Feathering Our Nest
Occidental College’s Moore Laboratory for Zoology has received a National Science Foundation grant of $400,000.
“I’m thrilled,” said John McCormack, director and curator of birds and mammals at the Lab and assistant professor of biology. “This is a game-changer for the Moore Lab, as it will provide for new specimen cases, money to design a new website and the person-hours we need to update the organization and naming of the birds.”
The Lab’s collection contains 62,382 bird and 2,158 mammal specimens, placing it among the world’s largest research natural history collections. There are also 582 sets of nests and eggs. The collection is primarily Neotropical and focuses on Mexican bird species. It is especially strong in hummingbirds, with 6,957 specimens.
The Collections in Support of Biological Research (CSBR) grant money will be used to replace the specimen cases with modern white steel cases that will better protect the specimens against pests; to fund students and staff to work on updating the taxonomy (scientific names) of the specimens (“which are woefully out of date and impeding research,” according to McCormack); and to buy a new website that will highlight the collection and its research and educational uses.
The grant will fund two summer research students for each of three years.
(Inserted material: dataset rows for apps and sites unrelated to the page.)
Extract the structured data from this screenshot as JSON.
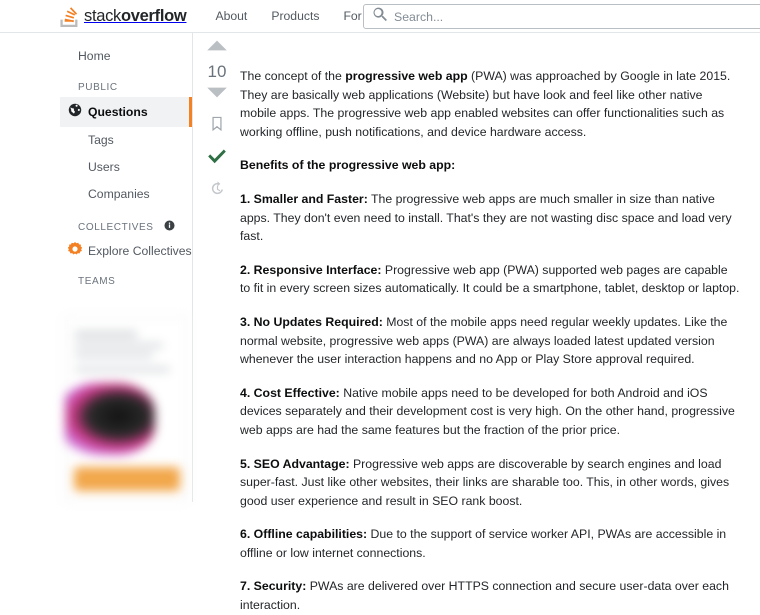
{
  "header": {
    "logo": {
      "light": "stack",
      "bold": "overflow",
      "icon": "stackoverflow-logo-icon"
    },
    "nav": [
      {
        "label": "About",
        "name": "nav-link-about"
      },
      {
        "label": "Products",
        "name": "nav-link-products"
      },
      {
        "label": "For Teams",
        "name": "nav-link-for-teams"
      }
    ],
    "search": {
      "placeholder": "Search...",
      "value": "",
      "icon": "search-icon"
    }
  },
  "sidebar": {
    "home": "Home",
    "public_label": "PUBLIC",
    "public_items": [
      {
        "label": "Questions",
        "active": true,
        "icon": "globe-icon"
      },
      {
        "label": "Tags",
        "active": false
      },
      {
        "label": "Users",
        "active": false
      },
      {
        "label": "Companies",
        "active": false
      }
    ],
    "collectives_label": "COLLECTIVES",
    "collectives_info_icon": "info-icon",
    "explore_collectives": "Explore Collectives",
    "explore_collectives_icon": "collectives-gear-icon",
    "teams_label": "TEAMS"
  },
  "vote": {
    "up_icon": "vote-up-arrow-icon",
    "down_icon": "vote-down-arrow-icon",
    "count": "10",
    "bookmark_icon": "bookmark-icon",
    "accepted_icon": "accepted-answer-check-icon",
    "history_icon": "edit-history-clock-icon"
  },
  "answer": {
    "intro_a": "The concept of the ",
    "intro_b": "progressive web app",
    "intro_c": " (PWA) was approached by Google in late 2015. They are basically web applications (Website) but have look and feel like other native mobile apps. The progressive web app enabled websites can offer functionalities such as working offline, push notifications, and device hardware access.",
    "benefits_heading": "Benefits of the progressive web app:",
    "benefits": [
      {
        "title": "1. Smaller and Faster:",
        "text": " The progressive web apps are much smaller in size than native apps. They don't even need to install. That's they are not wasting disc space and load very fast."
      },
      {
        "title": "2. Responsive Interface:",
        "text": " Progressive web app (PWA) supported web pages are capable to fit in every screen sizes automatically. It could be a smartphone, tablet, desktop or laptop."
      },
      {
        "title": "3. No Updates Required:",
        "text": " Most of the mobile apps need regular weekly updates. Like the normal website, progressive web apps (PWA) are always loaded latest updated version whenever the user interaction happens and no App or Play Store approval required."
      },
      {
        "title": "4. Cost Effective:",
        "text": " Native mobile apps need to be developed for both Android and iOS devices separately and their development cost is very high. On the other hand, progressive web apps are had the same features but the fraction of the prior price."
      },
      {
        "title": "5. SEO Advantage:",
        "text": " Progressive web apps are discoverable by search engines and load super-fast. Just like other websites, their links are sharable too. This, in other words, gives good user experience and result in SEO rank boost."
      },
      {
        "title": "6. Offline capabilities:",
        "text": " Due to the support of service worker API, PWAs are accessible in offline or low internet connections."
      },
      {
        "title": "7. Security:",
        "text": " PWAs are delivered over HTTPS connection and secure user-data over each interaction."
      }
    ]
  },
  "colors": {
    "brand_orange": "#f48225",
    "accepted_green": "#2f6f44",
    "text": "#232629",
    "muted": "#6a737c",
    "border": "#e3e6e8"
  }
}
The Lab received the entire award amount in one lump sum in late June.
McCormack says he “was ecstatic” when he learned the Lab had received the funding—“and still am! I thought we had a great shot to get this grant given the urgency and the fact that the Moore Lab had never gotten one previously. However, with NSF funding rates hovering around 3-15%, I still thought, even in the best case, the odds were stacked against us.”
The Moore Lab was founded at Occidental in 1950 by Robert T. Moore, a quintessential adventurer, naturalist, poet and businessman in the mold of Teddy Roosevelt. Following his lifelong interest in ornithology, Moore embarked on his mission to put together a physical record of Mexico's bird diversity. Making several trips himself, but mostly through a professional collector under his employ, Chester C. Lamb, Moore amassed over 50,000 bird specimens from throughout Mexico.
All specimens were originally housed in Moore’s private home in Pasadena before being moved, along with Moore’s personal library, to Occidental in 1951.
These specimens form an invaluable record of Mexican biodiversity from a time before habitats were cleared for forestry and agriculture. The Moore Lab collection continues to reveal its mysteries in the form of new species, and knowledge of how new species form on the rugged Mexican topography. New technologies mean that the specimens are also revealing the hidden secrets of their DNA for the first time.
The Moore Lab is committed to open access of data and specimens to researchers and is visited often by international researchers. Its database can be searched online via Arctos and Ornis2.
The Lab previously received an NSF grant in 2012 to use new genomic tools to uncover the phylogeography of Mexican highland birds, reptiles and amphibians.